Memphis is obsessed with best practices. Before we’ll talk about anything, we have to know what other cities are doing, and almost inevitably, our conversation drifts to how we can copy what’s working somewhere else.
It’s time for us to use best practices to become more informed, but to develop our own national standards in economic development. For example, the Chamber should visit Portland as soon as it can to see how a community works together as it does in the Portland Development Agency, a hub for regional thinking, urban development, and entrepreneurial public policy. Most of all, it shows what the public part of the economic development equation should look like. It helps us think of something uniquely Memphis so every one else in the country can copy us for a change.
Task #6 – Don’t wait for the game to come to us.
Economic development has become sophisticated and now operates on a global scale. U.S. Chambers of Commerce have been slow to adjust to these new realities. It’s not enough to print catchy ads, invent cute slogans and send out mounds of news releases. It’s more about defining our own destiny. It’s about listening to provocative national experts, it’s about considering exciting new programs and it’s about exploring new strategies in a knowledge economy.

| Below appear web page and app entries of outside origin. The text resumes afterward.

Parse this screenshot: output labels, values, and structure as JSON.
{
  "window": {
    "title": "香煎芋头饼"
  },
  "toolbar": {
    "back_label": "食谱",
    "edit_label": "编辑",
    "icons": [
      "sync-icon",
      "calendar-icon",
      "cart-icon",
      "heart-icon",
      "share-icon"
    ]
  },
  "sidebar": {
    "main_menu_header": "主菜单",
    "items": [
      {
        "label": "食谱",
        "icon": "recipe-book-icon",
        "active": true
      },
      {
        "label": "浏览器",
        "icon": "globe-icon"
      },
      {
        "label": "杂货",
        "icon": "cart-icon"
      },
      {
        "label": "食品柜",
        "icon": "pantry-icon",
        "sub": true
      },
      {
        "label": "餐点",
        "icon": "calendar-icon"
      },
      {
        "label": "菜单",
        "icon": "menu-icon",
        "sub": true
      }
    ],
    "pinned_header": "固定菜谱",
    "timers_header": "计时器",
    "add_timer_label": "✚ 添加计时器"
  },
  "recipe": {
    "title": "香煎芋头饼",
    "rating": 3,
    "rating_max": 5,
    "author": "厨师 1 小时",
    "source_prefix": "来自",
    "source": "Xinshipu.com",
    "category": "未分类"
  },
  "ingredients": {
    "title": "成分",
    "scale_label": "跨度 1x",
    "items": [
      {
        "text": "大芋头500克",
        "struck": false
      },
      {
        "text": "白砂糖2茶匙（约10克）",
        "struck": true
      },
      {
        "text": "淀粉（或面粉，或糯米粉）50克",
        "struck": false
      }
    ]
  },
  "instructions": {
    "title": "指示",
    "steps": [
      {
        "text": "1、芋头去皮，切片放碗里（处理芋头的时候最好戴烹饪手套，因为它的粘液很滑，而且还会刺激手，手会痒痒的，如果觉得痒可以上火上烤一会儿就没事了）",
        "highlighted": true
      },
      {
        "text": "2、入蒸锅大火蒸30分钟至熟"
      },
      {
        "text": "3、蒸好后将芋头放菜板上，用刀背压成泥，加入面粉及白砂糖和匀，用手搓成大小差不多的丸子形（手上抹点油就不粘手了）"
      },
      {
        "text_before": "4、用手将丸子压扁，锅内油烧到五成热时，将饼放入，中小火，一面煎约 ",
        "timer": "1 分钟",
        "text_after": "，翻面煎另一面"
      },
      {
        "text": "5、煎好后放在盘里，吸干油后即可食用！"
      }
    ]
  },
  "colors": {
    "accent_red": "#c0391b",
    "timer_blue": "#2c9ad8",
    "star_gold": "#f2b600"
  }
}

For example, Memphis once proudly boasted of the two dozen Japanese companies that came to call our city home after Sharp Manufacturing opened its manufacting plant in Southeast Shelby County. These days, Sharp Corporation is one of the hottest companies in the booming electronics business after inventing and investing in Aquos televisions.
Long considered a poor relation to Sony, Matsushita and Samsung, Sharp has suddenly emerged from the shadows and has commandeered the marketplace. It is the perfect symbol for Memphis – from blue collar to overachiever. It is a message that resonates with international business, and yet, it is true to Memphis’ own identity.
Someone from the Chamber should already have flown to Osaka to talk with the president of Sharp Corporation in an effort to renew the strong friendship that once existed between the comapny and our city, exploring new relationships that would benefit both of us. Rather than waiting for someone to answer an ad or to call with a new project, the Chamber should do what business does best - thinking entrepreneurially to capitalize on existing relationships that can be exploited for the good of our economic future.
Posted by Smart City Consulting at 12:21 AM